Elizabeth Carlton, a professor of public health at CU Anschutz, told Denver7 Friday that she expects to see continued growth of hospitalizations over the next few weeks.
“Even if everybody were to just bubble up and stay home right this instant, hospitalizations would probably keep rising for a couple of weeks because there are infections already baked into the system,” she said.
She said at the current trajectory, Colorado could certainly risk overwhelming the number of ICU beds in the state if people do not start limiting their interactions during the exponential growth period.
“To be totally honest with people, I think we’re playing on this team for a while to come,” Carlton said. “But the sooner we can all get on the same team and work together to control the virus, the sooner we can get out of this problem.”
Ryan Thornton, the Chief Nursing Executive for HealthONE, echoed similar sentiments about growth in the next few weeks but said he was optimistic – if Coloradans do their part.
“Right now, our hospital systems in HealthONE are sitting right at that near-full level, but not at full yet,” he said. “We have lots of plans to be able to surge internally our hospitals, and also surge among the health systems and how we’re coordinating that both in the urban centers and in the rural centers.”
He said the HealthONE models currently predict they will be able to handle the capacity, staffing and equipment for the surge and that the spring surged had taught “some lessons” being applied in health care systems now. But he, as other medical professionals have, stressed that human behavior would be the key.
“Again, the big factor that’s out there is how well people will do at social distancing,” Thornton said.
At the news conference, Polis continued to push personal responsibility by Coloradans as being the key to turning the tide despite current trends growing at the fastest rates yet this year after months of talks about proper mask wearing, physical distancing, and gathering in small groups.
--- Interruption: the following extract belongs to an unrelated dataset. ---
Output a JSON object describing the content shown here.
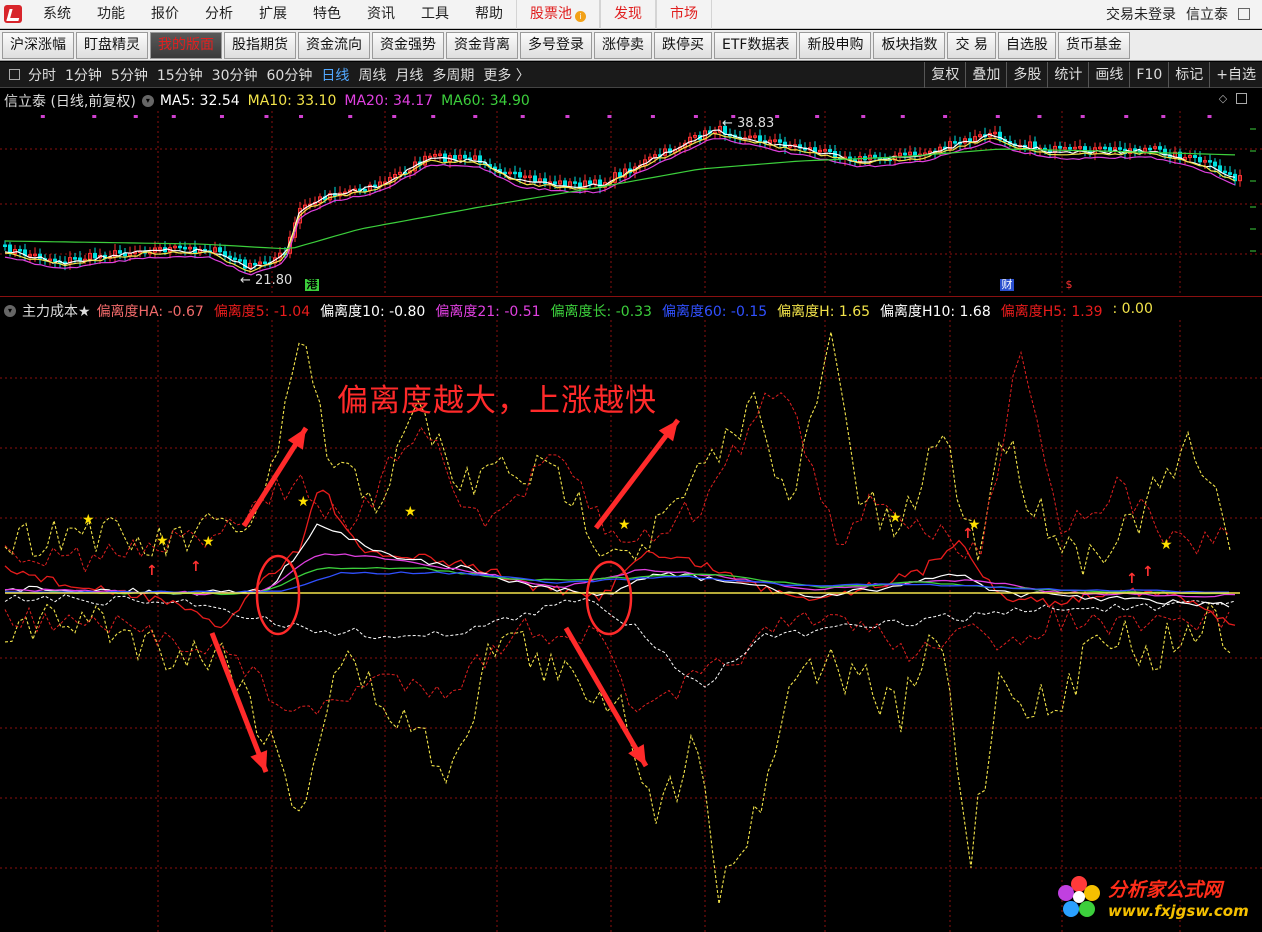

He said that people who want to try to have a traditional Thanksgiving with extended family members or friends should begin quarantines today if they want to safely do so. And he urged Coloradans, again, not to gather with people outside of their households.
“The more family members that make that decision to self-quarantine, the more likely it is that you’re not bringing a loaded pistol for grandma’s head,” Polis said.
Polis said he was “optimistic” that Colorado would turn its numbers around and again shied away from another statewide stay-at-home order, saying that it was “a very blunt tool” used in the early days of the pandemic when treatments weren’t available or enhanced and when there was no personal protective equipment and hospital staffing shortages.
But even as many counties – especially in the metro area – are currently in Safer at Home Level Orange and on the verge of moving to the stay-at-home level on the state’s dial system, Polis said the personal responsibility of stopping the virus still lies with Coloradans and their actions.
“The virus is more serious now than it’s ever been across the country,” Polis said. “If you take one thing away from today’s news conference, it’s that we should reduce or be stopping interactions with people outside of the household for this month.”
Denver7's Sloan Dickey contributed to this story.